If any brand can take the ‘King of Watches’ crown it’s Patek Philippe – a watch-making supernova that’s as sophisticated as it is expensive…
The women’s Annual Calendar launched in 2015
It takes time to make a Patek Philippe.The most basic watch takes nine months, while a more complicated one is a two-year process only suitable for the supremely patient.
If you own one, you’re in good company.Queen Victoria owned a Patek Philippe (pictured above), as did Prince Albert. Surprisingly Charlottle Bronte was a fan. Eric Clapton famously sold his Perpetual Calendar, which he acquired in 1987, for £2.3m in 2012, while Brad Pitt is a fan of the Nautilus and Pablo Picasso sported a Moon Phase. Vladimir Putin is also partial to a Patek – he favours a Calatrava – but let’s not dwell on that…
Eric Clapton with a Perpetual Calendar, which he later sold, and Brad Pitt wearing his Nautilus
Patek promises to service any watch dating back to 1839, which is when the brand started. The only watch it hasn’t been able to restore to date was a watch that was mostly melted in the World Trade Centre after 9/11.
If you fancy investing in a vintage Patek, chances are you’re going to need a credit card with a very, very big limit.
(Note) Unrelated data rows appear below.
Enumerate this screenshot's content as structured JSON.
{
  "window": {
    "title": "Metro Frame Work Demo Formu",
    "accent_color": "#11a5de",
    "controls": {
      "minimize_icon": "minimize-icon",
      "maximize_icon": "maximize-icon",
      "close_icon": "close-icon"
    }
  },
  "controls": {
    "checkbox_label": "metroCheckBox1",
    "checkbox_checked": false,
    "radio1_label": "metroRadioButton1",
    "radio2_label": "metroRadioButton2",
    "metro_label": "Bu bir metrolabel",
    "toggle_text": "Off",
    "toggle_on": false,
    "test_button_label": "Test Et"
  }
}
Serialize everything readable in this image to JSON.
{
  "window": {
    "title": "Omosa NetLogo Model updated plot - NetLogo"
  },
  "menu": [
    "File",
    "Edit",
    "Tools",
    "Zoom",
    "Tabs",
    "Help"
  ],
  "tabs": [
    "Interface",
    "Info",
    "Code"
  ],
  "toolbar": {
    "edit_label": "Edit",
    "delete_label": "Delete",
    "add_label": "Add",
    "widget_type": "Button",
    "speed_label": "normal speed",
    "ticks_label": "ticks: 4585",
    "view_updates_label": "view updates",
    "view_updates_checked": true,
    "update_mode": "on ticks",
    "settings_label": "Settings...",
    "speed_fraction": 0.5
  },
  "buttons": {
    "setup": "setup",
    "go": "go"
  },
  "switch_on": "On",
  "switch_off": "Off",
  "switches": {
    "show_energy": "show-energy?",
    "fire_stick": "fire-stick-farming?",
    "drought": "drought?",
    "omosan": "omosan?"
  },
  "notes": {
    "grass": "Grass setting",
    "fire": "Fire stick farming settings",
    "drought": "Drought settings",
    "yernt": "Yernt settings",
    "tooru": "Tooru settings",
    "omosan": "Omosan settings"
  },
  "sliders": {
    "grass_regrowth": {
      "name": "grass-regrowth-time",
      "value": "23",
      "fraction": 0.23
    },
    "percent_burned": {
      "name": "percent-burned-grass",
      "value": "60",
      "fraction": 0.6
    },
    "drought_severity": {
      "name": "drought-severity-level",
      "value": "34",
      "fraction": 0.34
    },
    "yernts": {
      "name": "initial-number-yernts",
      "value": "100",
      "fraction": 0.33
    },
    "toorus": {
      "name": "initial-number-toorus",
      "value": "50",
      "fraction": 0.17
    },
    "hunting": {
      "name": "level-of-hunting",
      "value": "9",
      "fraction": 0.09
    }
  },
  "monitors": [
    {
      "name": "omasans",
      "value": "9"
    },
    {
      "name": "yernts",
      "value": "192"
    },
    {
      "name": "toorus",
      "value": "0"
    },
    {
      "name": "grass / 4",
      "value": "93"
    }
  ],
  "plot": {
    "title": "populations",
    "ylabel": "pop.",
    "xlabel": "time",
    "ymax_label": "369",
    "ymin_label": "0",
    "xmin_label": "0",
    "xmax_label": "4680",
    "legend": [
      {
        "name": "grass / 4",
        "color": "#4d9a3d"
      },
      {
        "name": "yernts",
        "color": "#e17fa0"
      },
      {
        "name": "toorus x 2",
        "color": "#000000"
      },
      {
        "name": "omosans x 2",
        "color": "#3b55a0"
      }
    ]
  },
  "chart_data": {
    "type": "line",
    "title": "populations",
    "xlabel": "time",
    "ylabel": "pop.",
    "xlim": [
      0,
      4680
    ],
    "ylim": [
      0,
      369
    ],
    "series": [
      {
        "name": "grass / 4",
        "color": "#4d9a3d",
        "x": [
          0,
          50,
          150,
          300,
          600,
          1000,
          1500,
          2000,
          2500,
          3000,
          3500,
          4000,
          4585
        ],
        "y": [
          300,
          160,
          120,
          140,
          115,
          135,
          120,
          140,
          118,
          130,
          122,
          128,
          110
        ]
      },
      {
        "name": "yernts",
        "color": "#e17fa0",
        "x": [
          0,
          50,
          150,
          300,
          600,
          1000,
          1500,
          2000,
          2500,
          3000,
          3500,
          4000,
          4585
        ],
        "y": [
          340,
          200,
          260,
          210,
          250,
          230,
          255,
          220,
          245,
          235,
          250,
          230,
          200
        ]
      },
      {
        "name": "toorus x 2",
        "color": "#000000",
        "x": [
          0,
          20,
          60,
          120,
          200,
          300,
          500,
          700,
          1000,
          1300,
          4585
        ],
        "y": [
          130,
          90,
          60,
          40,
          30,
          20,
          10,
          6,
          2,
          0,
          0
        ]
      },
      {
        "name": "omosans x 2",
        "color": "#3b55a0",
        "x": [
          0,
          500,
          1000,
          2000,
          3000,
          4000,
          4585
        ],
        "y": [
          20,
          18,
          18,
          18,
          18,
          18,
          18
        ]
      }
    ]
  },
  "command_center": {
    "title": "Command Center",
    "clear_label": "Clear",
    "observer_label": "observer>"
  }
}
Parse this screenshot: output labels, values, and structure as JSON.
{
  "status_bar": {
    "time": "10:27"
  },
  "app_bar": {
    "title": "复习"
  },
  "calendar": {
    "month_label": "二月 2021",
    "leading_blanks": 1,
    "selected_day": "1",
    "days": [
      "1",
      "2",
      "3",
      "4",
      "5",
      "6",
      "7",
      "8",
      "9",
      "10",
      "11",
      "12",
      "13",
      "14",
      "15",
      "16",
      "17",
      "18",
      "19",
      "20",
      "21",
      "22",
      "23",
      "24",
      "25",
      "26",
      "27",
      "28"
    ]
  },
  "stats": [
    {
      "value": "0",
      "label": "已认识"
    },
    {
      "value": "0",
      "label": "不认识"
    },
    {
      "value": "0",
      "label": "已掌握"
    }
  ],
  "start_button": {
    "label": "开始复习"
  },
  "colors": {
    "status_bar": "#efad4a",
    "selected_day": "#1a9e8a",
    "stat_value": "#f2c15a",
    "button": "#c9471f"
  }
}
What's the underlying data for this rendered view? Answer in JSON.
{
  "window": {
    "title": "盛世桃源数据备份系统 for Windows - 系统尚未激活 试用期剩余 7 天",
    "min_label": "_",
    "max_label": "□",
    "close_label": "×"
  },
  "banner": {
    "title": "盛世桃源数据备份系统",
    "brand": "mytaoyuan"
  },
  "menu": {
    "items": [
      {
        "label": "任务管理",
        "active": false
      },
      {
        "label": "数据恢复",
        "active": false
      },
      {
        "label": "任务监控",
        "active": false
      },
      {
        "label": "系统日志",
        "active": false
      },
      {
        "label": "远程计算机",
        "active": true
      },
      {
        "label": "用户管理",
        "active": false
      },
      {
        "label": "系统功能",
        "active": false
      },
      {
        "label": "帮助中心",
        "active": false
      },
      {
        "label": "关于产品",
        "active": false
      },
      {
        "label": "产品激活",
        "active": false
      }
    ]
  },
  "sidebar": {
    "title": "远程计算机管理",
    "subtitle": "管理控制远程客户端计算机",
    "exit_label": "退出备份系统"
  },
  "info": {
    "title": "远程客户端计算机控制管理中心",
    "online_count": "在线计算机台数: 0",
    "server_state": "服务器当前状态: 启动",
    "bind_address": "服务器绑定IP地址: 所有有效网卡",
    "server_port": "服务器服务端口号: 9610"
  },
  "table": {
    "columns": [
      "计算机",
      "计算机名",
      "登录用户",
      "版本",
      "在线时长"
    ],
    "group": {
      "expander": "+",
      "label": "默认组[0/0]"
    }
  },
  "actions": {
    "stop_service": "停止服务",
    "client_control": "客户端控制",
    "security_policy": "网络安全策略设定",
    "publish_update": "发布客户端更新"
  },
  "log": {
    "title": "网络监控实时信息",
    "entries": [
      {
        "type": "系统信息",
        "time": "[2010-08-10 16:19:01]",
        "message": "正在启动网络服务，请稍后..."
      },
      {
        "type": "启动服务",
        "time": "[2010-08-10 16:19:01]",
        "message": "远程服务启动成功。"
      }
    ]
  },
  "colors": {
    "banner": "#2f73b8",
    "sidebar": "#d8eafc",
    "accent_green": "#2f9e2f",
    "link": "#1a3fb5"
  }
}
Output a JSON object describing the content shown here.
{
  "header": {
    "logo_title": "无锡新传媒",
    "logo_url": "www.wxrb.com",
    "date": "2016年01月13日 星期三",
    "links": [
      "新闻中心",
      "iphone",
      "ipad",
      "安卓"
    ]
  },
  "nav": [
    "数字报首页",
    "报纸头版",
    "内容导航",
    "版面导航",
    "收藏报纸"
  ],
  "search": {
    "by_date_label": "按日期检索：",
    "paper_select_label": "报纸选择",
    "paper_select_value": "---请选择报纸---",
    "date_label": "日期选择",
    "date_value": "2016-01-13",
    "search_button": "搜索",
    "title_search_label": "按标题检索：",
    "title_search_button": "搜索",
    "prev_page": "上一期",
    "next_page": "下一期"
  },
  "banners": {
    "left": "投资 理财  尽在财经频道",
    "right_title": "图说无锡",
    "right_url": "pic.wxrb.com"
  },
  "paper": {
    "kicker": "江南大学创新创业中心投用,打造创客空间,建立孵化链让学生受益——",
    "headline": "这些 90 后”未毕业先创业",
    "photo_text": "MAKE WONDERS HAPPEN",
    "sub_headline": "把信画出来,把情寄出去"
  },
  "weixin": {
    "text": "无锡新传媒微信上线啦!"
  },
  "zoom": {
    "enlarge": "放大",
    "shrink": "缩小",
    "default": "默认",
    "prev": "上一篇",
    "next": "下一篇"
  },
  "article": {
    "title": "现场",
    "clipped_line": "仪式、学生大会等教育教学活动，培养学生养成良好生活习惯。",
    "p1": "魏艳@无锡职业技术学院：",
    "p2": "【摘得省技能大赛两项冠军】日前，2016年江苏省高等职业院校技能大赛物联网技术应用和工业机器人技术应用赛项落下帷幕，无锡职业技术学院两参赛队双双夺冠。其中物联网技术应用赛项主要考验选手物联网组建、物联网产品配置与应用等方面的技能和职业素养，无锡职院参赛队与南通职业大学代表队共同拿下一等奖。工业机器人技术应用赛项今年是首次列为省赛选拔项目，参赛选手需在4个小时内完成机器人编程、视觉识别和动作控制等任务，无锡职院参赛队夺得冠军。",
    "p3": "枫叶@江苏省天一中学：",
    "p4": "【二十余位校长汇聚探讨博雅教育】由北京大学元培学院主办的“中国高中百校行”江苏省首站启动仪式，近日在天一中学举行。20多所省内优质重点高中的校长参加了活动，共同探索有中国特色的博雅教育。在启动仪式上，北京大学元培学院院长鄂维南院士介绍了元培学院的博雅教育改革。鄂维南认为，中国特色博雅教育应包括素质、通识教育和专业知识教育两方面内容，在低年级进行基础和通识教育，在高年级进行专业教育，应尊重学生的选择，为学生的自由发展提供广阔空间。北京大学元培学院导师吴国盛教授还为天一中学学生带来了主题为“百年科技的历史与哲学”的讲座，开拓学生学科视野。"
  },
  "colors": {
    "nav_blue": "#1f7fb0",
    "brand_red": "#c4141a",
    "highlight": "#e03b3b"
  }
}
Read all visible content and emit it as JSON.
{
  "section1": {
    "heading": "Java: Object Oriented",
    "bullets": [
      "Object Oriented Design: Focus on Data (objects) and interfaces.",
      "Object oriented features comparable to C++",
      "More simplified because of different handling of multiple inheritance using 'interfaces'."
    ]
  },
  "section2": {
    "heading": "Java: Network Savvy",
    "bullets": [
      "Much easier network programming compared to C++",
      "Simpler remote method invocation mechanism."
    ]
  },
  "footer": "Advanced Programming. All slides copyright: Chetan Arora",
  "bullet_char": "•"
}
The Patek Philippe Henry Graves Supercomplication (above) – the most complicated watch made at the time – sold in 2014 for $24m, which is a record, while in 2008 its Sky Moon Tourbillon in platinum fetched HK$11.75 at Hong Kong Sotheby’s.
And in 2013 it broke online records with its chronograph wrist watch, which sold through Auctionata in Berlin for €471,000.
Amazingly though, for all its pomp, it is still a family-owned business. The Stern family bought Patek Philippe in 1932 and still owns the business today. In terms of the global watch world, that makes it one of only four, with the other three being Audemars Piguet, Seiko in Japan and Bulgari in Italy (though some discount AP because Jasmine Audemars started out as a journalist before becoming chairman of the board and fellow board member and family descendant Olivier Audemars also has a career outside of watchmaking).
In a refreshing twist, Patek has always led the way in women’s watches. In 2009, at the opening of the new showrooms on the Place Vendome, the brand launched its column-wheel controlled CH 29-535 PS calibre. This chronograph calibre was to have its first outing inside a women’s watch (pictured above); something that was unheard of at the time.
This was the start of Patek Philippe’s Ladies First collection, which, as the name suggests, would debut complicated movements, such as its split-seconds chronograph and minute repeater, rather than taking the traditional approach of using men’s watches in which to debut these advancements first.
It’s safe to say Patek knows what it is doing when it comes to watches. Its illustrious history points to that, obviously, but Patek Philippe has also mastered the seven traditional professions of the trade – designer, watchmaker, engraver, goldsmith, jeweller, enamel painter (as seen in action above) and chain maker, as well as the more recently introduced eighth pillar, calibre designer.
The Grandmaster Chime (left) and Multi-Scale Chronography made for the 175th anniversary